Recovery Console overview
Updated: January 21, 2005
Applies To: Windows Server 2003, Windows Server 2003 R2, Windows Server 2003 with SP1, Windows Server 2003 with SP2
Recovery Console overview
If Safe Mode and other startup options do not work, consider using the Recovery Console. This method is recommended only if you are an advanced user who can use basic commands to identify and locate problem drivers and files. In addition, you will need the password for the built-in administrator account to use the Recovery Console.
Using the Recovery Console, you can enable and disable services, format drives, read and write data on a local drive (including drives formatted to use NTFS), and perform many other administrative tasks. The Recovery Console is particularly useful if you need to repair your system by copying a file from a floppy disk or CD-ROM to your hard drive, or if you need to reconfigure a service that is preventing your computer from starting properly.
Physical access to a server is a high security risk. To maintain a more secure environment, you must restrict physical access to all servers and network hardware.
There are two ways to start the Recovery Console:
If you are unable to start your computer, you can run the Recovery Console from your Setup CD.
As an alternative, you can install the Recovery Console on your computer to make it available in case you are unable to restart Windows.

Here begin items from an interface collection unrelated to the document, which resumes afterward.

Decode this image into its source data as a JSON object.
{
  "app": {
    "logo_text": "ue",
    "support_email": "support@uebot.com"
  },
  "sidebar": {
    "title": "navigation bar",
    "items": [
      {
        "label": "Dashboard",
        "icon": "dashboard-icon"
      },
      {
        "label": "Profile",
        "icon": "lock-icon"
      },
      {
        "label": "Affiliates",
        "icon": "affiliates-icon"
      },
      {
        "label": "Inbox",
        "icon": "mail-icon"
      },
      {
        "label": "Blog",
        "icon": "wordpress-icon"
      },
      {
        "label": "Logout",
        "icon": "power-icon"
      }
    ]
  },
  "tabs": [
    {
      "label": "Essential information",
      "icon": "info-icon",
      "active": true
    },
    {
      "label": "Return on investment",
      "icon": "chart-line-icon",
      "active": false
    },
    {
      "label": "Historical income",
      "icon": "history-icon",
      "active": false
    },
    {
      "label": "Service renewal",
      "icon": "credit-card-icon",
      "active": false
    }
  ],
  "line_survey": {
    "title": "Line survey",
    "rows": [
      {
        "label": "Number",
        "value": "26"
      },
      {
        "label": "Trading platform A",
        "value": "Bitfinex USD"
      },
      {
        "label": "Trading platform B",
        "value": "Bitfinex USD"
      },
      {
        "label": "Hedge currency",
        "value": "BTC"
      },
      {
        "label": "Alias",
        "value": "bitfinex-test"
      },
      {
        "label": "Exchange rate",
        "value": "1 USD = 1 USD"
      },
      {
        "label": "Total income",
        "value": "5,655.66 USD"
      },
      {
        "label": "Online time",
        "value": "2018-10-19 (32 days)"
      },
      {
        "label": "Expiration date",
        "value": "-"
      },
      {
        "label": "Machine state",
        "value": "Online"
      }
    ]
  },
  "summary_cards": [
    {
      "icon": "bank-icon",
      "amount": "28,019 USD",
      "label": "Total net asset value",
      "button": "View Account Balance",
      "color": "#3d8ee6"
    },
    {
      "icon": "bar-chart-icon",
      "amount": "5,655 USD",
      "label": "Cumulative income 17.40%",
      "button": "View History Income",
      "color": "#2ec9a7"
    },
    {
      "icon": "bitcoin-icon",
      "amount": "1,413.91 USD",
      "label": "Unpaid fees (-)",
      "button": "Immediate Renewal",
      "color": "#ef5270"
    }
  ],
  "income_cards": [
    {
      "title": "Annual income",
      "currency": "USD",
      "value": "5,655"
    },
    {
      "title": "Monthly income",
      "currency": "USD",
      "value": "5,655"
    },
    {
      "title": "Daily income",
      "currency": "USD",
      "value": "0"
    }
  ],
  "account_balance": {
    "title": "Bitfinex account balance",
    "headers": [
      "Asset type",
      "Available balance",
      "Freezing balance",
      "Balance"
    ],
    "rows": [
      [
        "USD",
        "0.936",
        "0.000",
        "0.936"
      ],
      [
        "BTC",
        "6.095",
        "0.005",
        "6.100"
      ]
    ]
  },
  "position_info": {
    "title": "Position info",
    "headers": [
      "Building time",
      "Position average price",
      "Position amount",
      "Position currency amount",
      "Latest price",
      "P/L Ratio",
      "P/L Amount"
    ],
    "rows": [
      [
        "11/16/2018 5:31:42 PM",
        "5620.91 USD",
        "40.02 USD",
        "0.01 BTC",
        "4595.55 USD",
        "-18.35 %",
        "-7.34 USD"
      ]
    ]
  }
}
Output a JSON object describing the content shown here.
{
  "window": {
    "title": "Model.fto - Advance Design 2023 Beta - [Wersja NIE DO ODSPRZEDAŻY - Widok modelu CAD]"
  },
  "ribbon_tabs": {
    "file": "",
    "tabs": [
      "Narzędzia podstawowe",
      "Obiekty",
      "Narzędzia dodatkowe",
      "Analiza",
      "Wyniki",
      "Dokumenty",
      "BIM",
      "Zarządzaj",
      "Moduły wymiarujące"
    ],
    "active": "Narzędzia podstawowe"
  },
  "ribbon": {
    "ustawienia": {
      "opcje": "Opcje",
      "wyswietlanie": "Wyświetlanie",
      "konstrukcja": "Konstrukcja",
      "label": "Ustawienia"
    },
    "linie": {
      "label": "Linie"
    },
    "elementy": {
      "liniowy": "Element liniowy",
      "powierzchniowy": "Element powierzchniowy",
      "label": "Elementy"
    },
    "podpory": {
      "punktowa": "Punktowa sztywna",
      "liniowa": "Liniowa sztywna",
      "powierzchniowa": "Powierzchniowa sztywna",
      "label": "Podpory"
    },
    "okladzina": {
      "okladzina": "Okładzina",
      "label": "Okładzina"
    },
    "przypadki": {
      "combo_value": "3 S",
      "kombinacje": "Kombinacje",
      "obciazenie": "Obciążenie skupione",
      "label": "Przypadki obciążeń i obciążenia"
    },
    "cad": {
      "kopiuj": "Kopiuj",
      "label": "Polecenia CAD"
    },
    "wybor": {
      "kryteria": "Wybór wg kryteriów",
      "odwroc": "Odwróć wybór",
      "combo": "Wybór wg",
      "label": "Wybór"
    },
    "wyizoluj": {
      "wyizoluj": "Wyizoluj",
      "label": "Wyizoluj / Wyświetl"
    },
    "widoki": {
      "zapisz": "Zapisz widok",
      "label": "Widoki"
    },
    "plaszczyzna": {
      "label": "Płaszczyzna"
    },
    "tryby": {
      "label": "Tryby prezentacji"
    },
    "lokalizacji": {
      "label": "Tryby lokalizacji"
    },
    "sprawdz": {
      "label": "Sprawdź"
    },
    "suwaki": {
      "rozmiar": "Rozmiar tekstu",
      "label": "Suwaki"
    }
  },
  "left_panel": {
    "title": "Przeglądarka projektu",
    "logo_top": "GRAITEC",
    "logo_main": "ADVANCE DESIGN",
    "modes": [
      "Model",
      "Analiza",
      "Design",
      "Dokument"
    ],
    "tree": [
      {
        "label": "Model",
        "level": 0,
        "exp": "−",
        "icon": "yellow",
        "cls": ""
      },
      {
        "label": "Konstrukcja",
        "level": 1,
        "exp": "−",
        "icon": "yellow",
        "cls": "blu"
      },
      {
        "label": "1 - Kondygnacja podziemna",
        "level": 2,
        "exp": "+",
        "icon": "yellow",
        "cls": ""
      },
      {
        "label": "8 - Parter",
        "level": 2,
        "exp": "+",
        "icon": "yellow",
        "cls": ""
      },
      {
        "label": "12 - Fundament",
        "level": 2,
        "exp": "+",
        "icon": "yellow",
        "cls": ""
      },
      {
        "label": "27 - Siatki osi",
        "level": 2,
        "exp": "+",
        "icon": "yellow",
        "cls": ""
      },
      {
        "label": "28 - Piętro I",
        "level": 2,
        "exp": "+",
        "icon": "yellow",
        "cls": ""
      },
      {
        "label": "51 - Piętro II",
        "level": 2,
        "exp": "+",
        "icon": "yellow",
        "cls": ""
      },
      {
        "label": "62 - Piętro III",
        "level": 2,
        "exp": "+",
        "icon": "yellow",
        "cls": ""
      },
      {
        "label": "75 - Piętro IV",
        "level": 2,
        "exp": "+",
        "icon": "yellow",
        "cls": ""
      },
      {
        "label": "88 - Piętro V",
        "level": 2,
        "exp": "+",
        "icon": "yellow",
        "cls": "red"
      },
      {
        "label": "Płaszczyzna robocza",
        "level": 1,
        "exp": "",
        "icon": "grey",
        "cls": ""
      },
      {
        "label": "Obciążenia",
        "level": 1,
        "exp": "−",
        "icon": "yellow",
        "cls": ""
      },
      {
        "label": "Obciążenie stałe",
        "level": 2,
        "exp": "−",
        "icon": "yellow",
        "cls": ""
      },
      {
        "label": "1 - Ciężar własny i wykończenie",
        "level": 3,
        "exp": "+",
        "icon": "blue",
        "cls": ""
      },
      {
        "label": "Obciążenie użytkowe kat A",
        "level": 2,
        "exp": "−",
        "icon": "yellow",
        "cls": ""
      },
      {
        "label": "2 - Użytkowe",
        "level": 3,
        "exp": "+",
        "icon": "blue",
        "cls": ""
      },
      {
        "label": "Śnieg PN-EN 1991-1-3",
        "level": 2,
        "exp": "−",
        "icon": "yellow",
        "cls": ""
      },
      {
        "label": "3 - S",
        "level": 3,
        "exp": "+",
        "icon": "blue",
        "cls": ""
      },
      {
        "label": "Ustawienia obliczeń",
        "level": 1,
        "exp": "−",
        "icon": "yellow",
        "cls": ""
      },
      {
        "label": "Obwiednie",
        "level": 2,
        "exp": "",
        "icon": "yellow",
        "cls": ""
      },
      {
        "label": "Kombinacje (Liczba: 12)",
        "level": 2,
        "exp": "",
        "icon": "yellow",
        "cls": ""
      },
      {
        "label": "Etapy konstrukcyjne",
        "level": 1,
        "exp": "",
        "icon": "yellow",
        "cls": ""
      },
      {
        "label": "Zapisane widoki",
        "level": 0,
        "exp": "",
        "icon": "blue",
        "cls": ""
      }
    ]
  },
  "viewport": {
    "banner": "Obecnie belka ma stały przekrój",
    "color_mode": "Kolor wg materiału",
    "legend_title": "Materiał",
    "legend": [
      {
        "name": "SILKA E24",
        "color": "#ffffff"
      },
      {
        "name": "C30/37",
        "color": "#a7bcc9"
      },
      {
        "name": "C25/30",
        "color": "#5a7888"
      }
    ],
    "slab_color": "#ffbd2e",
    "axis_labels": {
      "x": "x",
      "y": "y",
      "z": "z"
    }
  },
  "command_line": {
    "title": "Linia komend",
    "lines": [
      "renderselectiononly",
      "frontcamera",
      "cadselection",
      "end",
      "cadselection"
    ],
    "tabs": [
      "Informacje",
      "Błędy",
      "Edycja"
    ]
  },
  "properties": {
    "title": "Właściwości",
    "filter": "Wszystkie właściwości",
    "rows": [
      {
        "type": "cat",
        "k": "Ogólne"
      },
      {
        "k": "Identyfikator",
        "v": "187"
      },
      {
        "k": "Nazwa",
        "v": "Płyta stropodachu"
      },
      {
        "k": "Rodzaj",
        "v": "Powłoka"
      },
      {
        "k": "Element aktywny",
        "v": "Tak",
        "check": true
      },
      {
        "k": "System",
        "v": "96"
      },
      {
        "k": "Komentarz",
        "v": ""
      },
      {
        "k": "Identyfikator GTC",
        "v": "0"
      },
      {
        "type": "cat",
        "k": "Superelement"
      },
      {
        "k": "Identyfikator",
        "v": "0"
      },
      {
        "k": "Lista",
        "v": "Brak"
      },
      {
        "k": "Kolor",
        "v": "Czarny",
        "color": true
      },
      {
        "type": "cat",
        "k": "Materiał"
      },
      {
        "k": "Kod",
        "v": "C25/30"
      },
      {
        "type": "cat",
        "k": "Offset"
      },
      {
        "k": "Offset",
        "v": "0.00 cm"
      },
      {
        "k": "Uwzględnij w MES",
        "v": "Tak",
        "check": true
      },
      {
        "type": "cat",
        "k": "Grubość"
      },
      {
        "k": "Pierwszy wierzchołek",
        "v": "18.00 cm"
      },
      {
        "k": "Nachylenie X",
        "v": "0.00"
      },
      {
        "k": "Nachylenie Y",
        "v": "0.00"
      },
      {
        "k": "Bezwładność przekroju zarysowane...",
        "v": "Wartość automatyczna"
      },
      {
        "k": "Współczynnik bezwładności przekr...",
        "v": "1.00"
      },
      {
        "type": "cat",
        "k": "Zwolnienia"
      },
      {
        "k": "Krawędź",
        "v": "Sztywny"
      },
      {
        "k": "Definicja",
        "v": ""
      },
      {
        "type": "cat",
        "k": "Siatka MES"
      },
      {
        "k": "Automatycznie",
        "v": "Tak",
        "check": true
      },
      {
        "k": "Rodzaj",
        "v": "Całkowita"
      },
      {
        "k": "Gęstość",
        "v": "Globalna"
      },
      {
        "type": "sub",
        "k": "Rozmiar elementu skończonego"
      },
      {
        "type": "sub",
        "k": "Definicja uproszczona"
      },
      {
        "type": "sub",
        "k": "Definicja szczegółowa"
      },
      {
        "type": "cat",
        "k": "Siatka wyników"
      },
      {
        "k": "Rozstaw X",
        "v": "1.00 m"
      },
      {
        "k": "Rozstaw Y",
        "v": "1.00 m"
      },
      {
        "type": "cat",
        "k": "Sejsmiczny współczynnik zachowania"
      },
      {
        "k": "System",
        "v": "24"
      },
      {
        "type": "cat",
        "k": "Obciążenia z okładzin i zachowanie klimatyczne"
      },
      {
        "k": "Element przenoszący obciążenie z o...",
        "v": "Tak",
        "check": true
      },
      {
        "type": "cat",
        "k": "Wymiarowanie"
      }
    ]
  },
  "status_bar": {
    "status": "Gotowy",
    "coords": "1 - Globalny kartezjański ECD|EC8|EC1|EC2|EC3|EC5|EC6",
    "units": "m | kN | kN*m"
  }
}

You can then select the Recovery Console option from the list of available operating systems on when you start your computer. You cannot install the Recovery Console on an Itanium-based computer.
After you start the Recovery Console, you will have to choose which installation you want to log on to (if you have a dual-boot or multiple-boot system), and you will have to log on with the password for the built in administrator account for that installation.
The console provides commands you can use to do simple operations such as changing to a different directory or viewing a directory, as well as more powerful operations such as fixing the boot sector. You can access Help for the commands in the Recovery Console by typing help at the Recovery Console command prompt.
For more information about securing your computer, see Best practices for security.
Installation of the Recovery Console provides an alternate method for logging on to the computer. This could potentially provide a method for an intruder to gain access to the computer by circumventing many of the built-in safeguards. Consider the potential security effects before installing the Recovery Console.